Hey, ya'll. There's something I've been thinking about a bunch, and want to discuss.
It's become increasingly common over the last several decades to have discussions about aspects of sex-&-gender-related identites in queer spaces. Slowlyslolwlyslowly, even members of various mainstream societies are beginning to think about this stuff. These forms of identity - whether gender ID, gender presentation, gender performance, sexual orientation - are starting to be recognized as perhaps non-binary, as complex, as non-static, as fluid. As LIBERATING to be able to be yourself, without denying parts of yourself to fit one of two molds when they're (sometimes) not authentic.
Biological sex, though, is one of those things that has not been thought of in terms of IDENTIFYING in a certain way. When we're talking about intersex, I think this is completely appropriate to do so.
People may be more used to thinking about complexity and fludity in gender and sexual orientation because these identities have (nearly?) always been perceived as concepts, and not as physical realities. No one can hold hands with their gender, or squint hard enough and see what someone's sexual orientation looks like. They're inherently perceived as abstract to some degree from the get-go since they don't have physical form. And since they're already abstract concepts, perhaps it's easier to switch mental tracks and think of these concepts in more complex and fluid ways. (On the other hand, it's worth noting that just because you can't SEE a gender identity doesn't mean that people don't regard them as real, and many accounts show that people will do drastic and horrible things to enforce these "real" norms. So it's not really as simple as all this.)
In the same light, it probably seems very silly indeed to think of sex as an identity. After all, bodies are PHYSICAL things. You *can* hold hands with someone else. You *can* see what they look like walking down the street. What do you need to have a "sex identity" for? You can SEE the person's body. What's to identify about?

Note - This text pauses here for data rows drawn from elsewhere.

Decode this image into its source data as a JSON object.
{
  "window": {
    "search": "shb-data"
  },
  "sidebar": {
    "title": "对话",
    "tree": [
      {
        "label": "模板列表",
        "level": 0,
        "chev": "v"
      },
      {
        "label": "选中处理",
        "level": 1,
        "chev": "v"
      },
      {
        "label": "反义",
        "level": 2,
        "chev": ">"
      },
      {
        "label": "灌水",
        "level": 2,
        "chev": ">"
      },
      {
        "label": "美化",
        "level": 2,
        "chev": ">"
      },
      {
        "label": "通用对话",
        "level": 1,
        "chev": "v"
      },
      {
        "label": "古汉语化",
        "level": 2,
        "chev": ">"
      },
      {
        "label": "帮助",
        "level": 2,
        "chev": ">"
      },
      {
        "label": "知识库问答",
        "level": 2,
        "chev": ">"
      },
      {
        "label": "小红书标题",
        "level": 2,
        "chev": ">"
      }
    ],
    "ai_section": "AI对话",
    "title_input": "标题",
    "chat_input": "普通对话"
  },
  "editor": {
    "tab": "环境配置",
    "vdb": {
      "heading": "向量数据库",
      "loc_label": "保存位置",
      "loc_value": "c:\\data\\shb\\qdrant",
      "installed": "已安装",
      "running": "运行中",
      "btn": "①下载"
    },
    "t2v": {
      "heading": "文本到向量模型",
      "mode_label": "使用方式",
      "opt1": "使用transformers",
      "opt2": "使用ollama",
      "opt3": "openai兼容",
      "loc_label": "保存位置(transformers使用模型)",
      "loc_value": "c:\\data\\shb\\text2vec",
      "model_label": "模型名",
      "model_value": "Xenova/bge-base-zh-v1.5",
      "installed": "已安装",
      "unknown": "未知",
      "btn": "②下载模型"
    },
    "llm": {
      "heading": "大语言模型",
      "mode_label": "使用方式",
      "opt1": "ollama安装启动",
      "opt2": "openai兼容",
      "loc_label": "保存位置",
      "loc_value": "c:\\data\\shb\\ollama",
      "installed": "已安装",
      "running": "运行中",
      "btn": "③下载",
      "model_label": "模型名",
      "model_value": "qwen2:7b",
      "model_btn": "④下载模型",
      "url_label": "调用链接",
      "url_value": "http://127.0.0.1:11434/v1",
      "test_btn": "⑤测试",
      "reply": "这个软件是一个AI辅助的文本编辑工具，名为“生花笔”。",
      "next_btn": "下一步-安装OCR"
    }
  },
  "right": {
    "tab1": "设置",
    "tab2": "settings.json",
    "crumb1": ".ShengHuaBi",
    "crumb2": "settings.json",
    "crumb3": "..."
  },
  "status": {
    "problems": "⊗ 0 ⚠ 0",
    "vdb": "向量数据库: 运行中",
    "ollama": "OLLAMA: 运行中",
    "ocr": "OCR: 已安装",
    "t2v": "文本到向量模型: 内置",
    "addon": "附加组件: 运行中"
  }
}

Well, when we're talking about intersex bodies, it's not always clear what sex to assign a kid at birth. With other individuals whose gender IDs, performances, presentations, and sexual orientations may be different from what is "expected" of them based on their sex & gender assignments at birth, there was no question as to their sex assignments at birth. "It's a boy!" or "It's a girl!" were heralded confidently by clinicians and doulas and passers-by who accidentally got roped into to helping someone give birth when that kid started coming out RIGHT. THEN. When intersex children were born, these proclamations of "It's a ---!" are sometimes replaced with a "Hmmm...what is it?" Unlike the aforementioned individuals who may have complex and non-static gender & orientation identities, intersex individuals' sex must be CHOSEN, and not simply ANNOUNCED.
Intersex kids are born with a mix of traits traditionally considered to be "male" and "female," unlike individuals assigned M or F at birth without discussion and decision-making, who are born with all "male" sex characteristics or all "female" sex characteristics. Such sex characteristics, at this point before puberty are restricted to include external genitals, internal sex organs, hormone types, hormone levels, and chromosomes; later on, things like chest development, nipple development, bone and muscle structure, hip:waist ratio, body hair density and distribution, and others can be included during/post-puberty. Sex assignment for intersex kids (and therefore gender, as well - because they have to "match up," right?!...nooo) is largely (mostly?) based on how big or small certain body parts are. For example, the penis and the clitoris are derived from the same developmental tissue. There are a bunch of different standards that physicians may use that say if the phalloclitors (as it's called) is bigger than this, the child is a boy, and if it's smaller, then the child is a girl. But deciding on what the cutoff points are vary wildly and are arbitrary...not a very objective approach. Ultimately, intersex kids are assigned a sex (and also a gender) at birth. (Hopefully, sex assignment is done without the use of harmful medical practices, such as genital mutilation surgery. After all, it only changes that child's outer appearance...we still have no idea who that child actually IS until they grow up more and can tell us who they are, making non-consensual surgery when these kids are young tragic and unnecessary.)
But what remains is a bias that because biological sex is about physical bodies, "sex identity" is nonsensical as a concept. For intersex individuals, however, our composites of body characteristics do not fall under typical definitions of what "male" or "female" bodies are like. I think, then, that it's completely appropriate to be able to identify as a biological sex, in the same way that one might identify one's gender(s), performance(s), presentation(s), and sexual orientation(s).
What we know is that intersex people already identify their biological sex in a variety of ways. They may identify as male, female, as an intersex male or intersex female, as a male that happens to be intersex, as a female that happens to be intersex, as intersex, as their particular form of intersex. Some intersex people maybe identify as having no biological sex, or as something else I have not mentioned. Intersex people may not only identify their sex as one thing throughout their whole lives...it may not be static and change over large or very short periods of time, and may change never, rarely, or frequently.
We are ALREADY identifying our biological sex in various ways, although I have never heard others describing what they were doing as such. I think we need to discuss whether this concept is so ridiculous after all, and try to better understand the range of identities that intersex individuals have/had with regards to biological sex.
What do you think about this? How do you feel about identifying your biological sex?